The temperature data looks promising.While I’m not ready to declare the hoop house experiment a total success – it’s only been a week since I finished it – I am encouraged by the data so far.
To recap, this project grew out of frustration with the small poly tunnel or “hoop house” I constructed to extend my growing season. Despite my best efforts at ventilation, on sunny days, inside the hoop house registered a full 30 degrees hotter than the outside temp. Then at night the temperature dropped precipitously to what ever the outside temp was. The result was that the temperature swings inside were often so drastic that my plants were more stressed out than if I’d simply planted them outside with row covers.
I began to research to see if I could retrofit my hoop house to perform better in the spring and fall. The most promising idea I found were several farmers who had added a second layer of plastic to their hoop houses. This second layer was inflated and separated from the first by means of blowers. This added a layer of insulating air to hold heat in and buffer temperature swings.
in addition, it became clear that I needed more thermal mass in the hoop house. I had added three 55 gallon plastic drums but it was obvious I needed more to stabilize the temperature.
I was unhappy with the blower idea for separating the plastic as it required a source of electricity. As hoop houses are often found some distance from houses, electricity is sometimes not availeable. Then there is the problem of what to do when the power goes out.
In the end, I decided to simply replicate the welded wire armature and build a second greenhouse over the first. Thus I literally built two greenhouses, one inside the other.
I then added about 100 gallons of water – in black milk jugs – and two layers of terra-cotta tiles to serve as work space.
After one miserable cold rainy week the data I collected was as follows:
Average daily outdoor temperature: 45.1 degrees F
Average daily indoor temperature: 51.8 degrees F
Thus the average temperature was 6.7 degrees warmer inside the hoop house.
Even more promising for me, the inside morning temperature at sunrise was always at least two degrees warmer than outside meaning that the hoop house had retained at least some of the heat it had gained from the sun the day before.
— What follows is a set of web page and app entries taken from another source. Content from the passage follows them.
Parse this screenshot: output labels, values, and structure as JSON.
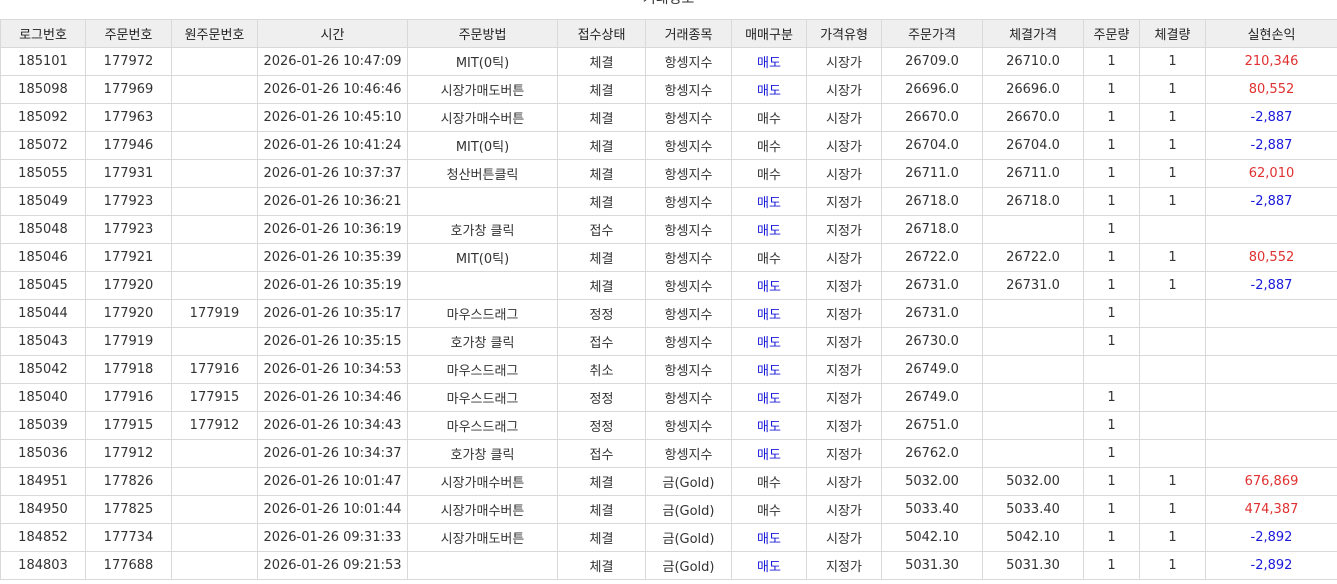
{
  "panel": {
    "title": "거래정보"
  },
  "columns": [
    "로그번호",
    "주문번호",
    "원주문번호",
    "시간",
    "주문방법",
    "접수상태",
    "거래종목",
    "매매구분",
    "가격유형",
    "주문가격",
    "체결가격",
    "주문량",
    "체결량",
    "실현손익"
  ],
  "rows": [
    [
      "185101",
      "177972",
      "",
      "2026-01-26 10:47:09",
      "MIT(0틱)",
      "체결",
      "항셍지수",
      "매도",
      "시장가",
      "26709.0",
      "26710.0",
      "1",
      "1",
      "210,346"
    ],
    [
      "185098",
      "177969",
      "",
      "2026-01-26 10:46:46",
      "시장가매도버튼",
      "체결",
      "항셍지수",
      "매도",
      "시장가",
      "26696.0",
      "26696.0",
      "1",
      "1",
      "80,552"
    ],
    [
      "185092",
      "177963",
      "",
      "2026-01-26 10:45:10",
      "시장가매수버튼",
      "체결",
      "항셍지수",
      "매수",
      "시장가",
      "26670.0",
      "26670.0",
      "1",
      "1",
      "-2,887"
    ],
    [
      "185072",
      "177946",
      "",
      "2026-01-26 10:41:24",
      "MIT(0틱)",
      "체결",
      "항셍지수",
      "매수",
      "시장가",
      "26704.0",
      "26704.0",
      "1",
      "1",
      "-2,887"
    ],
    [
      "185055",
      "177931",
      "",
      "2026-01-26 10:37:37",
      "청산버튼클릭",
      "체결",
      "항셍지수",
      "매수",
      "시장가",
      "26711.0",
      "26711.0",
      "1",
      "1",
      "62,010"
    ],
    [
      "185049",
      "177923",
      "",
      "2026-01-26 10:36:21",
      "",
      "체결",
      "항셍지수",
      "매도",
      "지정가",
      "26718.0",
      "26718.0",
      "1",
      "1",
      "-2,887"
    ],
    [
      "185048",
      "177923",
      "",
      "2026-01-26 10:36:19",
      "호가창 클릭",
      "접수",
      "항셍지수",
      "매도",
      "지정가",
      "26718.0",
      "",
      "1",
      "",
      ""
    ],
    [
      "185046",
      "177921",
      "",
      "2026-01-26 10:35:39",
      "MIT(0틱)",
      "체결",
      "항셍지수",
      "매수",
      "시장가",
      "26722.0",
      "26722.0",
      "1",
      "1",
      "80,552"
    ],
    [
      "185045",
      "177920",
      "",
      "2026-01-26 10:35:19",
      "",
      "체결",
      "항셍지수",
      "매도",
      "지정가",
      "26731.0",
      "26731.0",
      "1",
      "1",
      "-2,887"
    ],
    [
      "185044",
      "177920",
      "177919",
      "2026-01-26 10:35:17",
      "마우스드래그",
      "정정",
      "항셍지수",
      "매도",
      "지정가",
      "26731.0",
      "",
      "1",
      "",
      ""
    ],
    [
      "185043",
      "177919",
      "",
      "2026-01-26 10:35:15",
      "호가창 클릭",
      "접수",
      "항셍지수",
      "매도",
      "지정가",
      "26730.0",
      "",
      "1",
      "",
      ""
    ],
    [
      "185042",
      "177918",
      "177916",
      "2026-01-26 10:34:53",
      "마우스드래그",
      "취소",
      "항셍지수",
      "매도",
      "지정가",
      "26749.0",
      "",
      "",
      "",
      ""
    ],
    [
      "185040",
      "177916",
      "177915",
      "2026-01-26 10:34:46",
      "마우스드래그",
      "정정",
      "항셍지수",
      "매도",
      "지정가",
      "26749.0",
      "",
      "1",
      "",
      ""
    ],
    [
      "185039",
      "177915",
      "177912",
      "2026-01-26 10:34:43",
      "마우스드래그",
      "정정",
      "항셍지수",
      "매도",
      "지정가",
      "26751.0",
      "",
      "1",
      "",
      ""
    ],
    [
      "185036",
      "177912",
      "",
      "2026-01-26 10:34:37",
      "호가창 클릭",
      "접수",
      "항셍지수",
      "매도",
      "지정가",
      "26762.0",
      "",
      "1",
      "",
      ""
    ],
    [
      "184951",
      "177826",
      "",
      "2026-01-26 10:01:47",
      "시장가매수버튼",
      "체결",
      "금(Gold)",
      "매수",
      "시장가",
      "5032.00",
      "5032.00",
      "1",
      "1",
      "676,869"
    ],
    [
      "184950",
      "177825",
      "",
      "2026-01-26 10:01:44",
      "시장가매수버튼",
      "체결",
      "금(Gold)",
      "매수",
      "시장가",
      "5033.40",
      "5033.40",
      "1",
      "1",
      "474,387"
    ],
    [
      "184852",
      "177734",
      "",
      "2026-01-26 09:31:33",
      "시장가매도버튼",
      "체결",
      "금(Gold)",
      "매도",
      "시장가",
      "5042.10",
      "5042.10",
      "1",
      "1",
      "-2,892"
    ],
    [
      "184803",
      "177688",
      "",
      "2026-01-26 09:21:53",
      "",
      "체결",
      "금(Gold)",
      "매도",
      "지정가",
      "5031.30",
      "5031.30",
      "1",
      "1",
      "-2,892"
    ]
  ],
  "colors": {
    "sell": "#1a1adb",
    "profit_positive": "#e03030",
    "profit_negative": "#1a1adb"
  }
}
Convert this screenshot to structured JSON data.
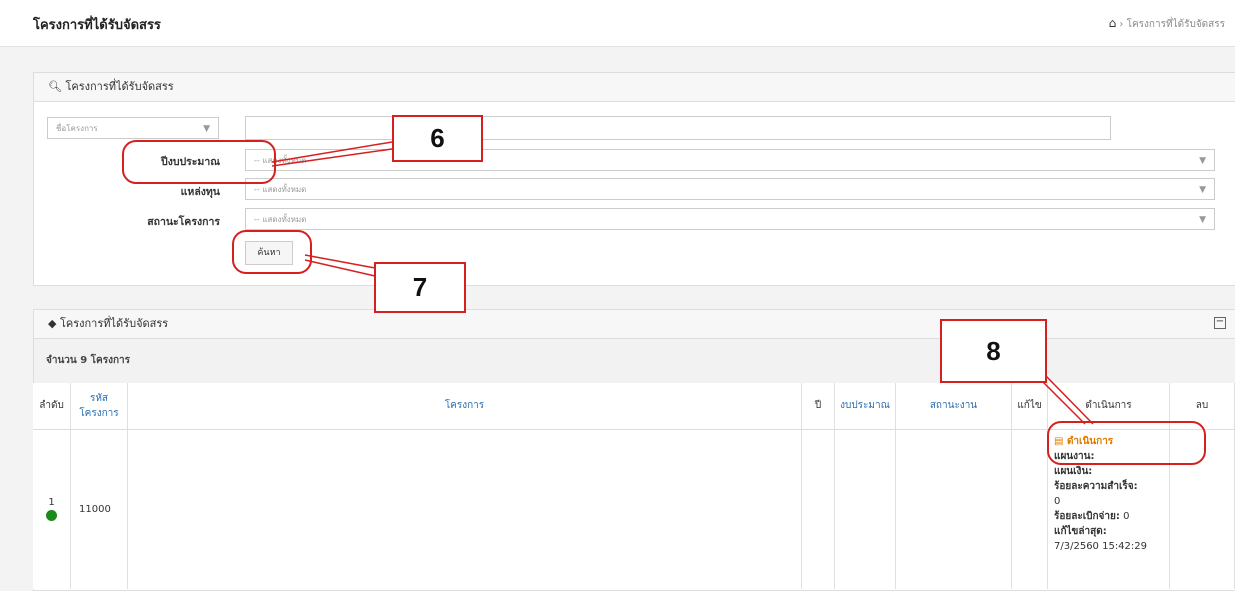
{
  "header": {
    "title": "โครงการที่ได้รับจัดสรร",
    "breadcrumb_current": "โครงการที่ได้รับจัดสรร"
  },
  "search_panel": {
    "title": "โครงการที่ได้รับจัดสรร",
    "field_select": "ชื่อโครงการ",
    "search_text_value": "",
    "budget_year_label": "ปีงบประมาณ",
    "budget_year_value": "-- แสดงทั้งหมด",
    "fund_source_label": "แหล่งทุน",
    "fund_source_value": "-- แสดงทั้งหมด",
    "status_label": "สถานะโครงการ",
    "status_value": "-- แสดงทั้งหมด",
    "search_button": "ค้นหา"
  },
  "results_panel": {
    "title": "โครงการที่ได้รับจัดสรร",
    "count_text": "จำนวน 9 โครงการ",
    "columns": [
      "ลำดับ",
      "รหัสโครงการ",
      "โครงการ",
      "ปี",
      "งบประมาณ",
      "สถานะงาน",
      "แก้ไข",
      "ดำเนินการ",
      "ลบ"
    ],
    "rows": [
      {
        "index": "1",
        "code": "11000",
        "action_link": "ดำเนินการ",
        "plan_label": "แผนงาน:",
        "finance_label": "แผนเงิน:",
        "success_label": "ร้อยละความสำเร็จ:",
        "success_value": "0",
        "disburse_label": "ร้อยละเบิกจ่าย:",
        "disburse_value": "0",
        "edited_label": "แก้ไขล่าสุด:",
        "edited_value": "7/3/2560 15:42:29",
        "status_color": "#1a8a1a"
      }
    ]
  },
  "annotations": [
    "6",
    "7",
    "8"
  ],
  "colors": {
    "accent_red": "#d62020",
    "link_blue": "#2a6fb0",
    "action_orange": "#e07b00"
  }
}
while two degrees might not sound like much, to a seedling, the difference between 32 degrees (freezing) and 34 degrees can be huge.
As I said, while I have yet to see how the hoop house performs under more extreme conditions – like an unseasonal week of freezing temps or a week of bright sun – the fact that I have achieved stable inside temperature and warmer temperatures in the morning even after a night time temp in the thirties is very encouraging.
I would have to say this project was a worthwhile experiment. While the cost was literally double what the first hoop house cost, it still wasn’t that expensive given that many of the materials for the retrofit – like that of the original structure – were salvaged from other projects.
The amount of work involved in retro fitting the hoop house, however, was considerable. I literally had to deconstruct the original structure and then build two in its place. Thus in terms of time it was not truly cost effective.
In conclusion, were I to build another such structure dedicated to growing plants in cold or hot weather, I think I would build a single structure that would incorporate insulation and thermal mass as part of the structure rather than having to retro fit it.